## WHAT TO PRODUCE
Below are the records; locate each line with the word "Deshabilitar" and copy it.

## INFORMATION SHOWN
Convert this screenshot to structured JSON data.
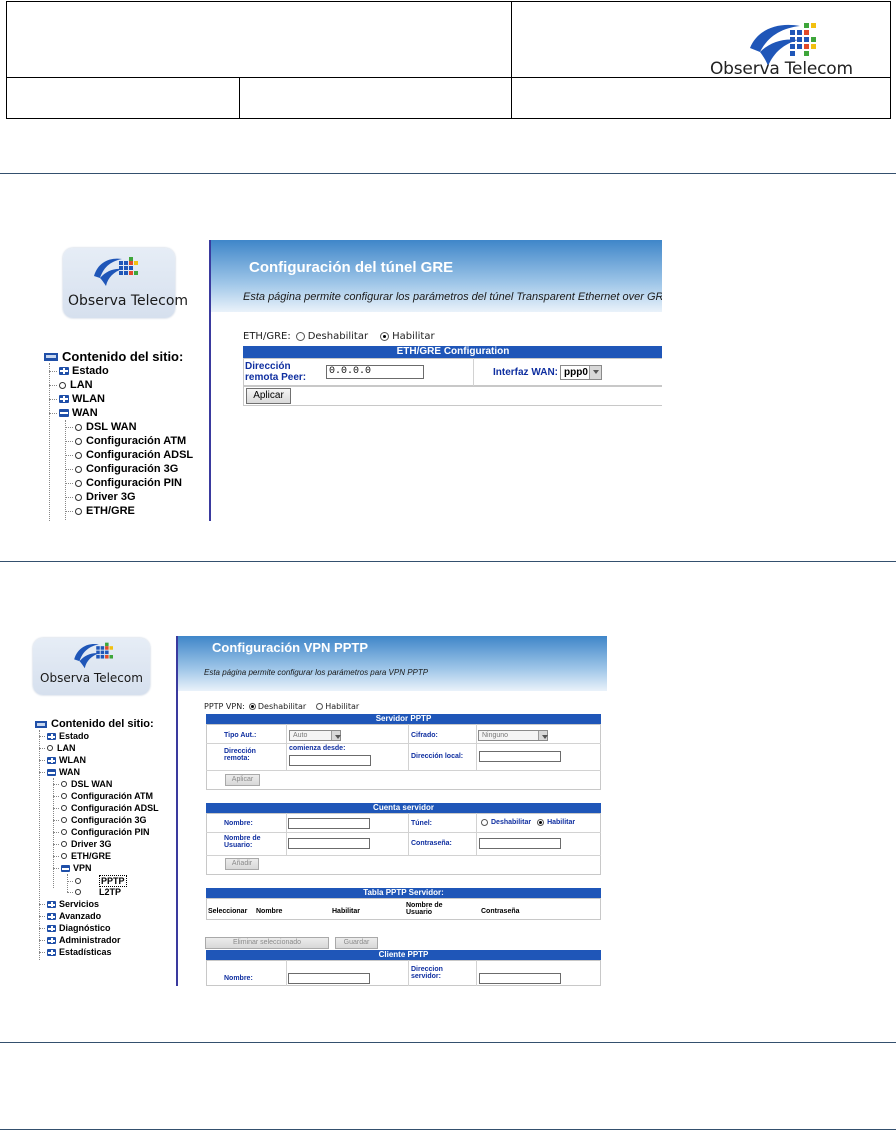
{
  "header": {
    "brand_name": "Observa Telecom"
  },
  "gre_screen": {
    "logo_text": "Observa Telecom",
    "sidebar_title": "Contenido del sitio:",
    "tree": [
      {
        "label": "Estado",
        "kind": "plus"
      },
      {
        "label": "LAN",
        "kind": "dot"
      },
      {
        "label": "WLAN",
        "kind": "plus"
      },
      {
        "label": "WAN",
        "kind": "minus"
      },
      {
        "label": "DSL WAN",
        "kind": "sub"
      },
      {
        "label": "Configuración ATM",
        "kind": "sub"
      },
      {
        "label": "Configuración ADSL",
        "kind": "sub"
      },
      {
        "label": "Configuración 3G",
        "kind": "sub"
      },
      {
        "label": "Configuración PIN",
        "kind": "sub"
      },
      {
        "label": "Driver 3G",
        "kind": "sub"
      },
      {
        "label": "ETH/GRE",
        "kind": "sub"
      }
    ],
    "title": "Configuración del túnel GRE",
    "description": "Esta página permite configurar los parámetros del túnel Transparent Ethernet over GRE.",
    "mode_label": "ETH/GRE:",
    "mode_options": [
      "Deshabilitar",
      "Habilitar"
    ],
    "mode_selected": "Habilitar",
    "section_title": "ETH/GRE Configuration",
    "peer_label": "Dirección remota Peer:",
    "peer_value": "0.0.0.0",
    "wan_label": "Interfaz WAN:",
    "wan_value": "ppp0",
    "apply_label": "Aplicar"
  },
  "pptp_screen": {
    "logo_text": "Observa Telecom",
    "sidebar_title": "Contenido del sitio:",
    "tree": [
      {
        "label": "Estado",
        "kind": "plus"
      },
      {
        "label": "LAN",
        "kind": "dot"
      },
      {
        "label": "WLAN",
        "kind": "plus"
      },
      {
        "label": "WAN",
        "kind": "minus"
      },
      {
        "label": "DSL WAN",
        "kind": "sub"
      },
      {
        "label": "Configuración ATM",
        "kind": "sub"
      },
      {
        "label": "Configuración ADSL",
        "kind": "sub"
      },
      {
        "label": "Configuración 3G",
        "kind": "sub"
      },
      {
        "label": "Configuración PIN",
        "kind": "sub"
      },
      {
        "label": "Driver 3G",
        "kind": "sub"
      },
      {
        "label": "ETH/GRE",
        "kind": "sub"
      },
      {
        "label": "VPN",
        "kind": "subminus"
      },
      {
        "label": "PPTP",
        "kind": "leaf-selected"
      },
      {
        "label": "L2TP",
        "kind": "leaf"
      },
      {
        "label": "Servicios",
        "kind": "plus"
      },
      {
        "label": "Avanzado",
        "kind": "plus"
      },
      {
        "label": "Diagnóstico",
        "kind": "plus"
      },
      {
        "label": "Administrador",
        "kind": "plus"
      },
      {
        "label": "Estadísticas",
        "kind": "plus"
      }
    ],
    "title": "Configuración VPN PPTP",
    "description": "Esta página permite configurar los parámetros para VPN PPTP",
    "mode_label": "PPTP VPN:",
    "mode_options": [
      "Deshabilitar",
      "Habilitar"
    ],
    "mode_selected": "Deshabilitar",
    "server": {
      "title": "Servidor PPTP",
      "auth_label": "Tipo Aut.:",
      "auth_value": "Auto",
      "cipher_label": "Cifrado:",
      "cipher_value": "Ninguno",
      "remote_label": "Dirección remota:",
      "start_label": "comienza desde:",
      "start_value": "",
      "local_label": "Dirección local:",
      "local_value": "",
      "apply_label": "Aplicar"
    },
    "account": {
      "title": "Cuenta servidor",
      "name_label": "Nombre:",
      "name_value": "",
      "tunnel_label": "Túnel:",
      "tunnel_options": [
        "Deshabilitar",
        "Habilitar"
      ],
      "tunnel_selected": "Habilitar",
      "user_label": "Nombre de Usuario:",
      "user_value": "",
      "password_label": "Contraseña:",
      "password_value": "",
      "add_label": "Añadir"
    },
    "table": {
      "title": "Tabla PPTP Servidor:",
      "columns": [
        "Seleccionar",
        "Nombre",
        "Habilitar",
        "Nombre de Usuario",
        "Contraseña"
      ]
    },
    "delete_label": "Eliminar seleccionado",
    "save_label": "Guardar",
    "client": {
      "title": "Cliente PPTP",
      "name_label": "Nombre:",
      "name_value": "",
      "server_label": "Direccion servidor:",
      "server_value": ""
    }
  }
}
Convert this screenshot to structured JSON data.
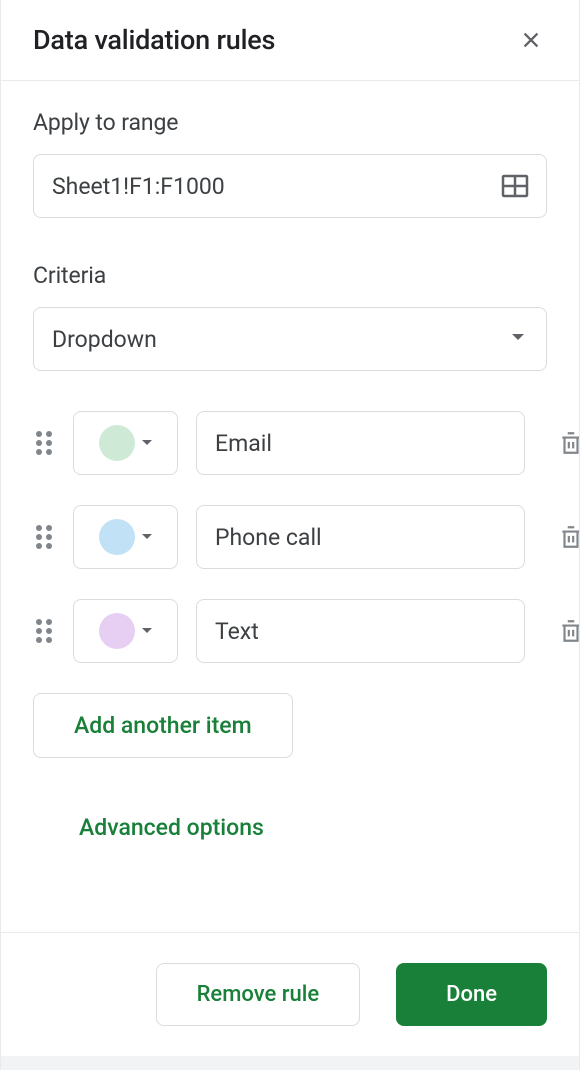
{
  "header": {
    "title": "Data validation rules"
  },
  "range": {
    "label": "Apply to range",
    "value": "Sheet1!F1:F1000"
  },
  "criteria": {
    "label": "Criteria",
    "selected": "Dropdown"
  },
  "options": [
    {
      "value": "Email",
      "color": "#ceead6"
    },
    {
      "value": "Phone call",
      "color": "#c0e1f6"
    },
    {
      "value": "Text",
      "color": "#e6cff2"
    }
  ],
  "buttons": {
    "add_item": "Add another item",
    "advanced": "Advanced options",
    "remove": "Remove rule",
    "done": "Done"
  }
}
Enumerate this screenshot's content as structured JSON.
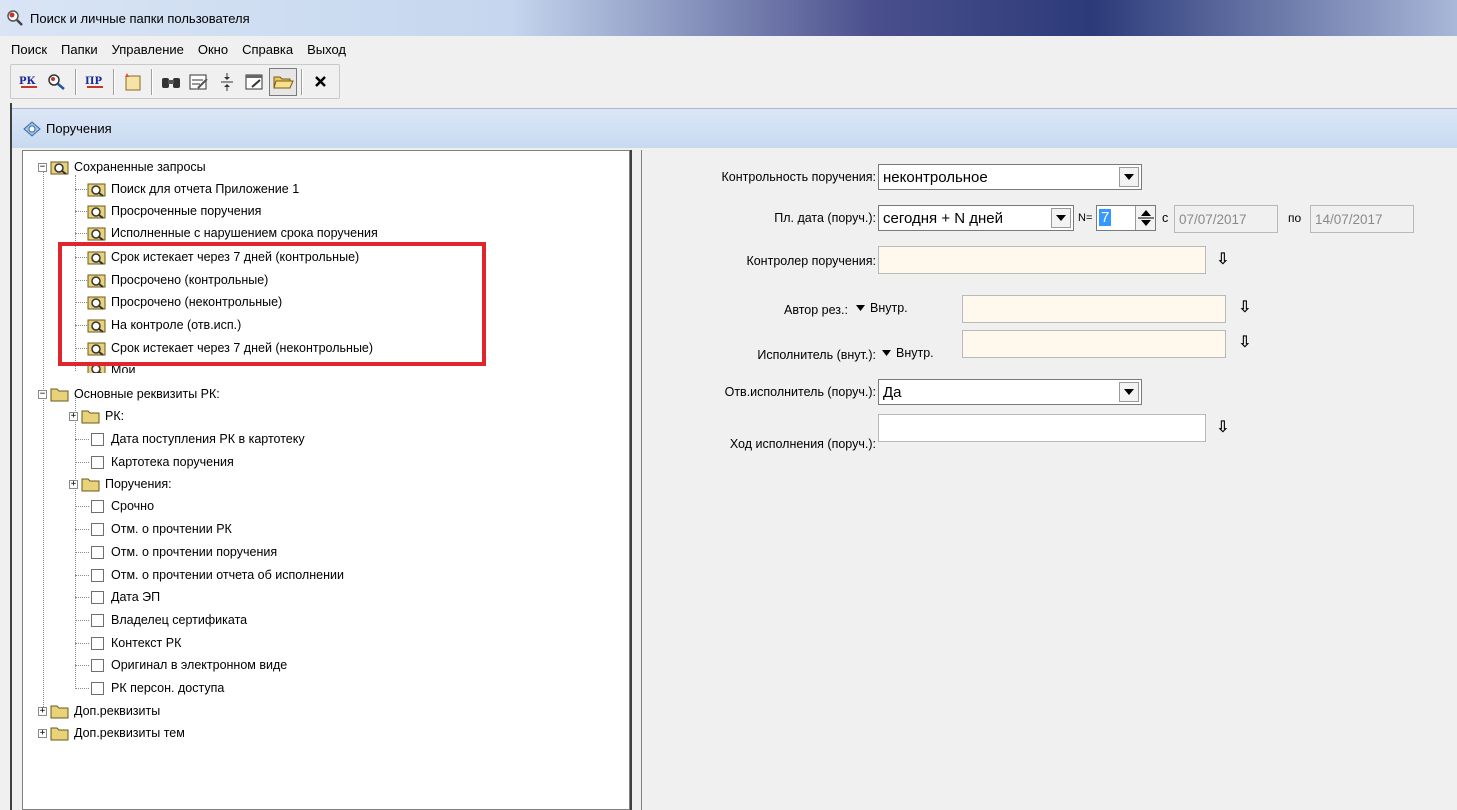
{
  "window": {
    "title": "Поиск и личные папки пользователя"
  },
  "menu": [
    "Поиск",
    "Папки",
    "Управление",
    "Окно",
    "Справка",
    "Выход"
  ],
  "toolbar": {
    "rk_label": "РК",
    "pr_label": "ПР"
  },
  "subwindow": {
    "title": "Поручения"
  },
  "tree": {
    "saved_queries": "Сохраненные запросы",
    "queries": [
      "Поиск для отчета Приложение 1",
      "Просроченные поручения",
      "Исполненные с нарушением срока поручения",
      "Срок истекает через 7 дней (контрольные)",
      "Просрочено (контрольные)",
      "Просрочено (неконтрольные)",
      "На контроле (отв.исп.)",
      "Срок истекает через 7 дней (неконтрольные)",
      "Мои"
    ],
    "main_attrs": "Основные реквизиты РК:",
    "attrs": [
      "РК:",
      "Дата поступления РК в картотеку",
      "Картотека поручения",
      "Поручения:",
      "Срочно",
      "Отм. о прочтении РК",
      "Отм. о прочтении поручения",
      "Отм. о прочтении отчета об исполнении",
      "Дата ЭП",
      "Владелец сертификата",
      "Контекст РК",
      "Оригинал в электронном виде",
      "РК персон. доступа"
    ],
    "extra": "Доп.реквизиты",
    "extra_topics": "Доп.реквизиты тем",
    "expand_plus": "+",
    "expand_minus": "−"
  },
  "form": {
    "control_label": "Контрольность поручения:",
    "control_value": "неконтрольное",
    "date_label": "Пл. дата (поруч.):",
    "date_value": "сегодня + N дней",
    "n_label": "N=",
    "n_value": "7",
    "from_label": "с",
    "from_date": "07/07/2017",
    "to_label": "по",
    "to_date": "14/07/2017",
    "controller_label": "Контролер поручения:",
    "author_label": "Автор рез.:",
    "author_scope": "Внутр.",
    "executor_label": "Исполнитель (внут.):",
    "executor_scope": "Внутр.",
    "resp_label": "Отв.исполнитель (поруч.):",
    "resp_value": "Да",
    "progress_label": "Ход исполнения (поруч.):"
  },
  "colors": {
    "highlight": "#e0262d",
    "input_bg": "#fff8ec",
    "selected_bg": "#3399ff"
  }
}
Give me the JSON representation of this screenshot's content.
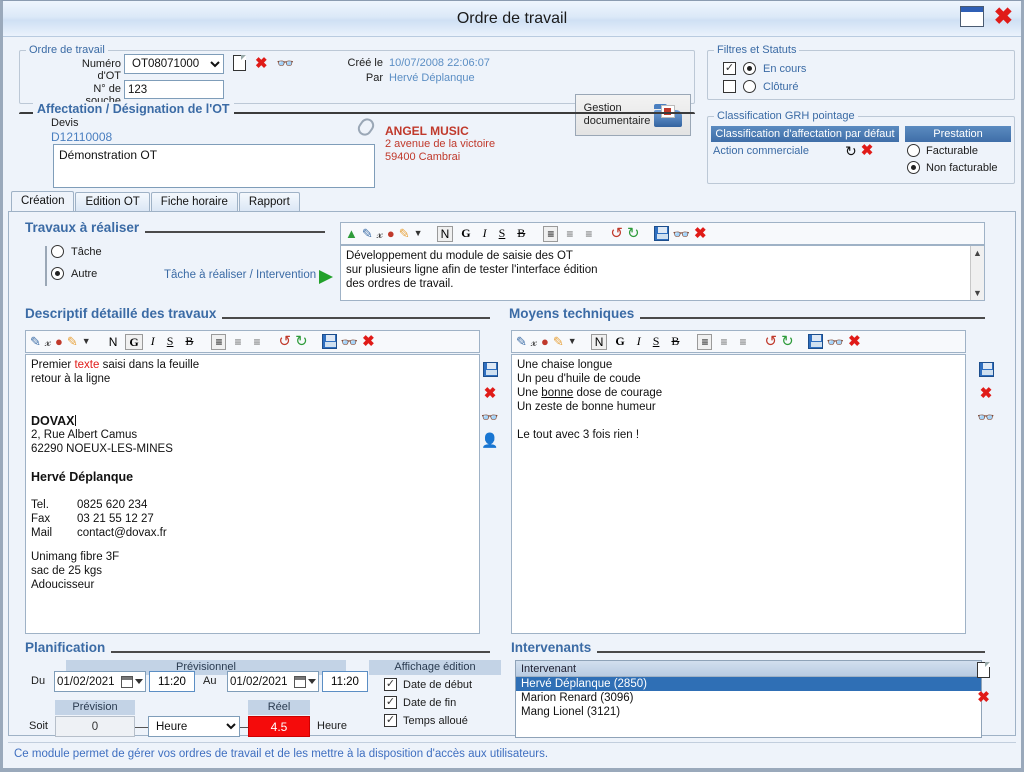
{
  "window": {
    "title": "Ordre de travail",
    "restore_icon": "restore-icon",
    "close_icon": "close-icon"
  },
  "ordre_de_travail": {
    "legend": "Ordre de travail",
    "numero_label": "Numéro d'OT",
    "numero_value": "OT08071000",
    "souche_label": "N° de souche",
    "souche_value": "123",
    "icons": [
      "new-document-icon",
      "delete-icon",
      "search-binoculars-icon"
    ],
    "cree_le_label": "Créé le",
    "cree_le_value": "10/07/2008 22:06:07",
    "par_label": "Par",
    "par_value": "Hervé Déplanque",
    "gestion_button_line1": "Gestion",
    "gestion_button_line2": "documentaire"
  },
  "affectation": {
    "legend": "Affectation / Désignation de l'OT",
    "devis_label": "Devis",
    "devis_value": "D12110008",
    "designation_value": "Démonstration OT",
    "client_name": "ANGEL MUSIC",
    "client_address": "2 avenue de la victoire",
    "client_city": "59400 Cambrai"
  },
  "filtres_statuts": {
    "legend": "Filtres et Statuts",
    "options": [
      {
        "label": "En cours",
        "checked": true,
        "radio": true
      },
      {
        "label": "Clôturé",
        "checked": false,
        "radio": false
      }
    ]
  },
  "classification": {
    "legend": "Classification GRH pointage",
    "header_left": "Classification d'affectation par défaut",
    "header_right": "Prestation",
    "action_label": "Action commerciale",
    "refresh_icon": "refresh-icon",
    "delete_icon": "delete-icon",
    "prestation_options": [
      {
        "label": "Facturable",
        "selected": false
      },
      {
        "label": "Non facturable",
        "selected": true
      }
    ]
  },
  "tabs": [
    {
      "label": "Création",
      "active": true
    },
    {
      "label": "Edition OT",
      "active": false
    },
    {
      "label": "Fiche horaire",
      "active": false
    },
    {
      "label": "Rapport",
      "active": false
    }
  ],
  "travaux": {
    "title": "Travaux à réaliser",
    "radio_tache": "Tâche",
    "radio_autre": "Autre",
    "tache_link": "Tâche à réaliser / Intervention",
    "toolbar": [
      "format-icon",
      "brush-icon",
      "font-size-icon",
      "palette-icon",
      "highlighter-icon",
      "dropdown-caret-icon",
      "normal-icon",
      "bold-icon",
      "italic-icon",
      "underline-icon",
      "strikethrough-icon",
      "align-left-icon",
      "align-center-icon",
      "align-right-icon",
      "undo-icon",
      "redo-icon",
      "save-icon",
      "search-binoculars-icon",
      "delete-icon"
    ],
    "text_lines": [
      "Développement du module de saisie des OT",
      "sur plusieurs ligne afin de tester l'interface édition",
      "des ordres de travail."
    ]
  },
  "descriptif": {
    "title": "Descriptif détaillé des travaux",
    "toolbar": [
      "brush-icon",
      "font-size-icon",
      "palette-icon",
      "highlighter-icon",
      "dropdown-caret-icon",
      "normal-icon",
      "bold-icon",
      "italic-icon",
      "underline-icon",
      "strikethrough-icon",
      "align-left-icon",
      "align-center-icon",
      "align-right-icon",
      "undo-icon",
      "redo-icon",
      "save-icon",
      "search-binoculars-icon",
      "delete-icon"
    ],
    "side_icons": [
      "save-icon",
      "delete-icon",
      "search-binoculars-icon",
      "contact-icon"
    ],
    "content": {
      "line1_a": "Premier ",
      "line1_red": "texte",
      "line1_b": " saisi dans la feuille",
      "line2": "retour à la ligne",
      "company": "DOVAX",
      "address1": "2, Rue Albert Camus",
      "address2": "62290 NOEUX-LES-MINES",
      "person": "Hervé Déplanque",
      "tel_label": "Tel.",
      "tel_value": "0825 620 234",
      "fax_label": "Fax",
      "fax_value": "03 21 55 12 27",
      "mail_label": "Mail",
      "mail_value": "contact@dovax.fr",
      "note1": "Unimang fibre 3F",
      "note2": "sac de 25 kgs",
      "note3": "Adoucisseur"
    }
  },
  "moyens": {
    "title": "Moyens techniques",
    "toolbar": [
      "brush-icon",
      "font-size-icon",
      "palette-icon",
      "highlighter-icon",
      "dropdown-caret-icon",
      "normal-icon",
      "bold-icon",
      "italic-icon",
      "underline-icon",
      "strikethrough-icon",
      "align-left-icon",
      "align-center-icon",
      "align-right-icon",
      "undo-icon",
      "redo-icon",
      "save-icon",
      "search-binoculars-icon",
      "delete-icon"
    ],
    "side_icons": [
      "save-icon",
      "delete-icon",
      "search-binoculars-icon"
    ],
    "lines": {
      "l1": "Une chaise longue",
      "l2": "Un peu d'huile de coude",
      "l3_a": "Une ",
      "l3_u": "bonne",
      "l3_b": " dose de courage",
      "l4": "Un zeste de bonne humeur",
      "l5": "Le tout avec 3 fois rien !"
    }
  },
  "planification": {
    "title": "Planification",
    "previsionnel_header": "Prévisionnel",
    "du_label": "Du",
    "du_date": "01/02/2021",
    "du_time": "11:20",
    "au_label": "Au",
    "au_date": "01/02/2021",
    "au_time": "11:20",
    "soit_label": "Soit",
    "prevision_header": "Prévision",
    "prevision_value": "0",
    "unit_value": "Heure",
    "reel_header": "Réel",
    "reel_value": "4.5",
    "reel_unit": "Heure",
    "affichage_header": "Affichage édition",
    "affichage_options": [
      {
        "label": "Date de début",
        "checked": true
      },
      {
        "label": "Date de fin",
        "checked": true
      },
      {
        "label": "Temps alloué",
        "checked": true
      }
    ]
  },
  "intervenants": {
    "title": "Intervenants",
    "column_header": "Intervenant",
    "rows": [
      {
        "label": "Hervé Déplanque (2850)",
        "selected": true
      },
      {
        "label": "Marion Renard (3096)",
        "selected": false
      },
      {
        "label": "Mang Lionel (3121)",
        "selected": false
      }
    ],
    "side_icons": [
      "new-document-icon",
      "delete-icon"
    ]
  },
  "statusbar": {
    "text": "Ce module permet de gérer vos ordres de travail et de les mettre à la disposition d'accès aux utilisateurs."
  },
  "colors": {
    "accent_blue": "#3b6ba5",
    "red": "#e01b18",
    "client_red": "#c0392b",
    "selection_blue": "#2f6fb5",
    "real_red_bg": "#f50b0b",
    "green_arrow": "#22a12a"
  }
}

## OUTPUT
      "Deshabilitar",
      "Deshabilitar",
    "mode_selected": "Deshabilitar",
        "Deshabilitar",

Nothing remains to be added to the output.